### Exercise aim
Retype the data that follows, keeping every character the same.

Extracted entries below:

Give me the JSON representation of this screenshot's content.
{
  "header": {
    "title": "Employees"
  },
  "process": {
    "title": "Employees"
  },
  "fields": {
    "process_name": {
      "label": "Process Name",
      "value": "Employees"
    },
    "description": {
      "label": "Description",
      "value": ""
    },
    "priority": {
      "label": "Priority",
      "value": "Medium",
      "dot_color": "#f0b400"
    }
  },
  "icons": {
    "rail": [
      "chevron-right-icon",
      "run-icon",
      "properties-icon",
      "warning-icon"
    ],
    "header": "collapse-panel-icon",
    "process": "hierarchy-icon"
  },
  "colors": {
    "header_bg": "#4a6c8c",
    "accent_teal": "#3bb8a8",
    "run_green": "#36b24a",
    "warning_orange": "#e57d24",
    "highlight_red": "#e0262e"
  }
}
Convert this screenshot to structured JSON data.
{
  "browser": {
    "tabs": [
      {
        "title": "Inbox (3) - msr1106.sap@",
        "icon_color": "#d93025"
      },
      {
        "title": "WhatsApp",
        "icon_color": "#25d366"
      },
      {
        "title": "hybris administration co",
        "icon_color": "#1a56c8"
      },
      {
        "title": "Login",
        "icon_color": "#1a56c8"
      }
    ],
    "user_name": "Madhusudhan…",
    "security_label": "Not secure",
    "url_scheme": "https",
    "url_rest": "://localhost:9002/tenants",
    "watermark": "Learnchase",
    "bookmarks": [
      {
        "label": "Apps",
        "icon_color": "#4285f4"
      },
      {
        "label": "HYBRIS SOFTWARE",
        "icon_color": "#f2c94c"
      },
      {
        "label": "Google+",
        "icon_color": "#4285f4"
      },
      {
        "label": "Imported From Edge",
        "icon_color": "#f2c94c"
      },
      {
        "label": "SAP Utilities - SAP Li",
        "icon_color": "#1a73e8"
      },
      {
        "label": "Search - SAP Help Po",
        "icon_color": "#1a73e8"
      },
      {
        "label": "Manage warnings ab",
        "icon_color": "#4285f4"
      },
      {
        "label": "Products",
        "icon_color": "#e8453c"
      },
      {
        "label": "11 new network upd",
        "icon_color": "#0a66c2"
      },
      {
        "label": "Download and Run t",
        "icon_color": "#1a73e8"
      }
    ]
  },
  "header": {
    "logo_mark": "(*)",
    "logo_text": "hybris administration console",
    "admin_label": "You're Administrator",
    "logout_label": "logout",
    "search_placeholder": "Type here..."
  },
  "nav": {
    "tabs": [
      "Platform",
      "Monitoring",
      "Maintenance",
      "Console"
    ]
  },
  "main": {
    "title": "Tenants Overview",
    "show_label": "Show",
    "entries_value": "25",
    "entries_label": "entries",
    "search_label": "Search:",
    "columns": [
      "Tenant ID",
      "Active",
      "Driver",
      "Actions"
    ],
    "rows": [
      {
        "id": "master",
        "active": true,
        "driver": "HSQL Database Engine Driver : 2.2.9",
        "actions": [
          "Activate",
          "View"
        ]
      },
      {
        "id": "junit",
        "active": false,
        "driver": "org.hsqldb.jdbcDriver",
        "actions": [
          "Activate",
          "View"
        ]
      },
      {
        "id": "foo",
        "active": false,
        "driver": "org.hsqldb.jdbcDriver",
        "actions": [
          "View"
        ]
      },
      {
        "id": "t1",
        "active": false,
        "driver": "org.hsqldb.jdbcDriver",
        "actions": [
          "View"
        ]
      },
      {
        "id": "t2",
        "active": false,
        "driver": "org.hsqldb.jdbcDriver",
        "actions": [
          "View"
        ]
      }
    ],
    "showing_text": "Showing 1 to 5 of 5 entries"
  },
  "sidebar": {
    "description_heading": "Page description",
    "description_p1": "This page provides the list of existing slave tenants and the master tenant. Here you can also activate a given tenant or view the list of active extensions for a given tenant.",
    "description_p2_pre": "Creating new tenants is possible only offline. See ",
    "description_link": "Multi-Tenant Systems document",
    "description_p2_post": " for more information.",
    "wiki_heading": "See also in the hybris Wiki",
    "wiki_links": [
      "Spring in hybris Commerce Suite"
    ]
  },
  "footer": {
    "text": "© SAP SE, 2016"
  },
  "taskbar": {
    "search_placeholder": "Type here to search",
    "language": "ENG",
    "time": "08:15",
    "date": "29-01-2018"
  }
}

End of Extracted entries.

### Exercise answer
Give me the JSON representation of this screenshot's content.
{
  "header": {
    "title": "Employees"
  },
  "process": {
    "title": "Employees"
  },
  "fields": {
    "process_name": {
      "label": "Process Name",
      "value": "Employees"
    },
    "description": {
      "label": "Description",
      "value": ""
    },
    "priority": {
      "label": "Priority",
      "value": "Medium",
      "dot_color": "#f0b400"
    }
  },
  "icons": {
    "rail": [
      "chevron-right-icon",
      "run-icon",
      "properties-icon",
      "warning-icon"
    ],
    "header": "collapse-panel-icon",
    "process": "hierarchy-icon"
  },
  "colors": {
    "header_bg": "#4a6c8c",
    "accent_teal": "#3bb8a8",
    "run_green": "#36b24a",
    "warning_orange": "#e57d24",
    "highlight_red": "#e0262e"
  }
}
Convert this screenshot to structured JSON data.
{
  "browser": {
    "tabs": [
      {
        "title": "Inbox (3) - msr1106.sap@",
        "icon_color": "#d93025"
      },
      {
        "title": "WhatsApp",
        "icon_color": "#25d366"
      },
      {
        "title": "hybris administration co",
        "icon_color": "#1a56c8"
      },
      {
        "title": "Login",
        "icon_color": "#1a56c8"
      }
    ],
    "user_name": "Madhusudhan…",
    "security_label": "Not secure",
    "url_scheme": "https",
    "url_rest": "://localhost:9002/tenants",
    "watermark": "Learnchase",
    "bookmarks": [
      {
        "label": "Apps",
        "icon_color": "#4285f4"
      },
      {
        "label": "HYBRIS SOFTWARE",
        "icon_color": "#f2c94c"
      },
      {
        "label": "Google+",
        "icon_color": "#4285f4"
      },
      {
        "label": "Imported From Edge",
        "icon_color": "#f2c94c"
      },
      {
        "label": "SAP Utilities - SAP Li",
        "icon_color": "#1a73e8"
      },
      {
        "label": "Search - SAP Help Po",
        "icon_color": "#1a73e8"
      },
      {
        "label": "Manage warnings ab",
        "icon_color": "#4285f4"
      },
      {
        "label": "Products",
        "icon_color": "#e8453c"
      },
      {
        "label": "11 new network upd",
        "icon_color": "#0a66c2"
      },
      {
        "label": "Download and Run t",
        "icon_color": "#1a73e8"
      }
    ]
  },
  "header": {
    "logo_mark": "(*)",
    "logo_text": "hybris administration console",
    "admin_label": "You're Administrator",
    "logout_label": "logout",
    "search_placeholder": "Type here..."
  },
  "nav": {
    "tabs": [
      "Platform",
      "Monitoring",
      "Maintenance",
      "Console"
    ]
  },
  "main": {
    "title": "Tenants Overview",
    "show_label": "Show",
    "entries_value": "25",
    "entries_label": "entries",
    "search_label": "Search:",
    "columns": [
      "Tenant ID",
      "Active",
      "Driver",
      "Actions"
    ],
    "rows": [
      {
        "id": "master",
        "active": true,
        "driver": "HSQL Database Engine Driver : 2.2.9",
        "actions": [
          "Activate",
          "View"
        ]
      },
      {
        "id": "junit",
        "active": false,
        "driver": "org.hsqldb.jdbcDriver",
        "actions": [
          "Activate",
          "View"
        ]
      },
      {
        "id": "foo",
        "active": false,
        "driver": "org.hsqldb.jdbcDriver",
        "actions": [
          "View"
        ]
      },
      {
        "id": "t1",
        "active": false,
        "driver": "org.hsqldb.jdbcDriver",
        "actions": [
          "View"
        ]
      },
      {
        "id": "t2",
        "active": false,
        "driver": "org.hsqldb.jdbcDriver",
        "actions": [
          "View"
        ]
      }
    ],
    "showing_text": "Showing 1 to 5 of 5 entries"
  },
  "sidebar": {
    "description_heading": "Page description",
    "description_p1": "This page provides the list of existing slave tenants and the master tenant. Here you can also activate a given tenant or view the list of active extensions for a given tenant.",
    "description_p2_pre": "Creating new tenants is possible only offline. See ",
    "description_link": "Multi-Tenant Systems document",
    "description_p2_post": " for more information.",
    "wiki_heading": "See also in the hybris Wiki",
    "wiki_links": [
      "Spring in hybris Commerce Suite"
    ]
  },
  "footer": {
    "text": "© SAP SE, 2016"
  },
  "taskbar": {
    "search_placeholder": "Type here to search",
    "language": "ENG",
    "time": "08:15",
    "date": "29-01-2018"
  }
}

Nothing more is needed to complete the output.